, so strands of DNA can be added or removed at specific points.

This can be used to insert genes from extinct animals into the DNA of

closely related species creating a hybrid with phenotype of the extinct species.

Scientists are trying to resurrect preserved mammoths by adding genes to

the DNA of the closely related species such as the Asian Elephant.


Why should we de-extinct?

● Resurrection can help in increasing biodiversity.

● It can be educational and solve many scientific mysteries.

● Some species might have medical uses.

● There might be a moral obligation to bring back the species that

have been extinct because of human activity.

● It can help in fixing the disrupted food chains and webs.

● Species such as woolly mammoths can help with fighting climate

change by increasing grasslands. (May help in other environmental

problems as well).


Why we shouldn't de-extinct?

● A long extinct species may not be able to adapt to the new

environment.

● They may disrupt new ecosystems.

● It may outcompete species that developed in its absence.


Conclusion

Once the de-extinction methods are perfected, recently extinct species

should and can be resurrected by storing their DNA, on the contrary more

research will have to be conducted to find out if the long extinct species

can survive in the newer ecosystems and if they should be resurrected.

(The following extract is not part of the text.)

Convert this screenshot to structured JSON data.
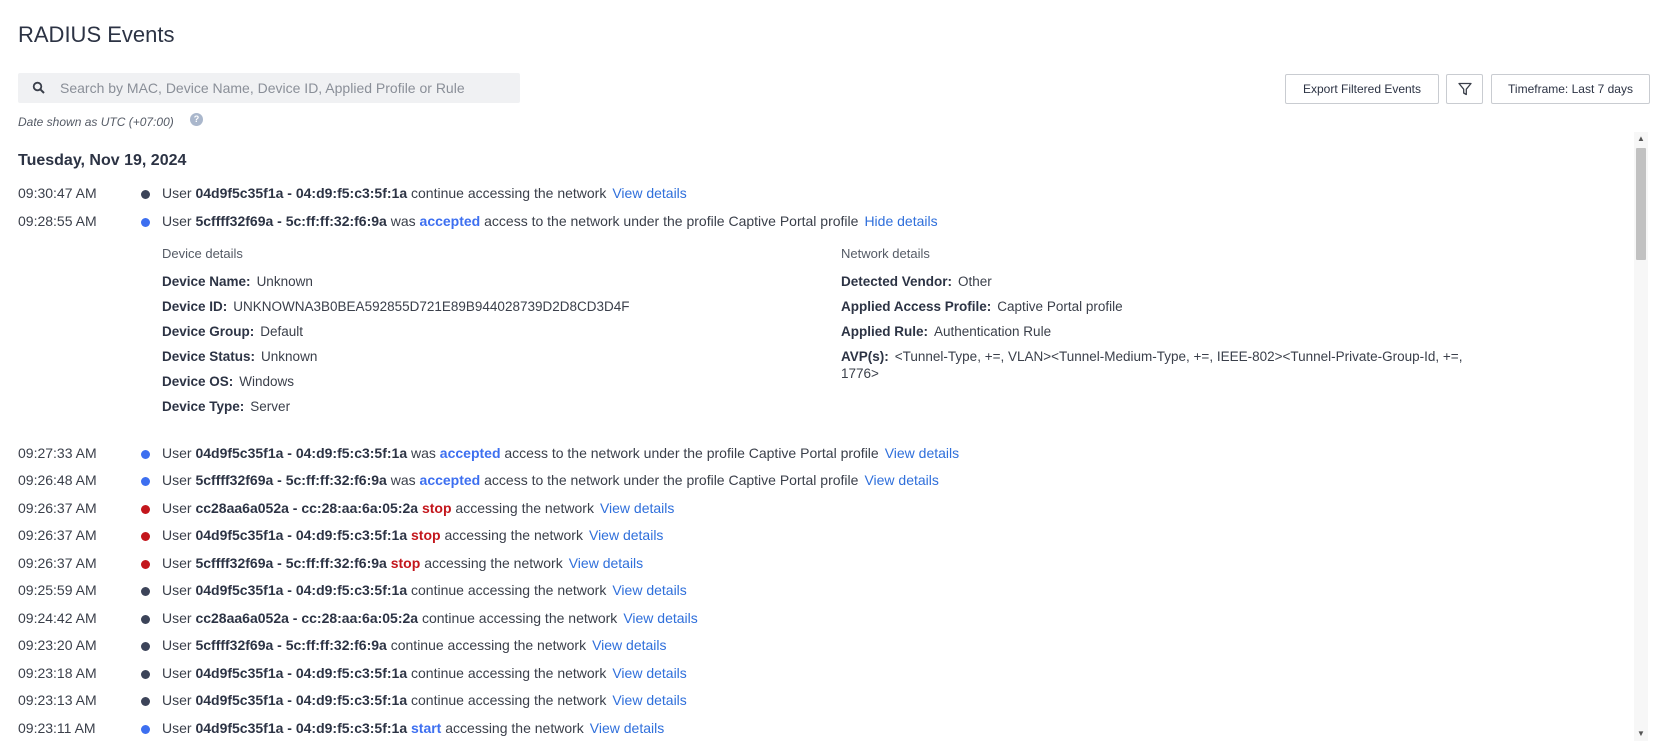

References:

https://youtu.be/wJOXCpSHG1M

https://youtu.be/MurFdzEpQbQ


- Lakshee Karle (laksheek11@gmail.com)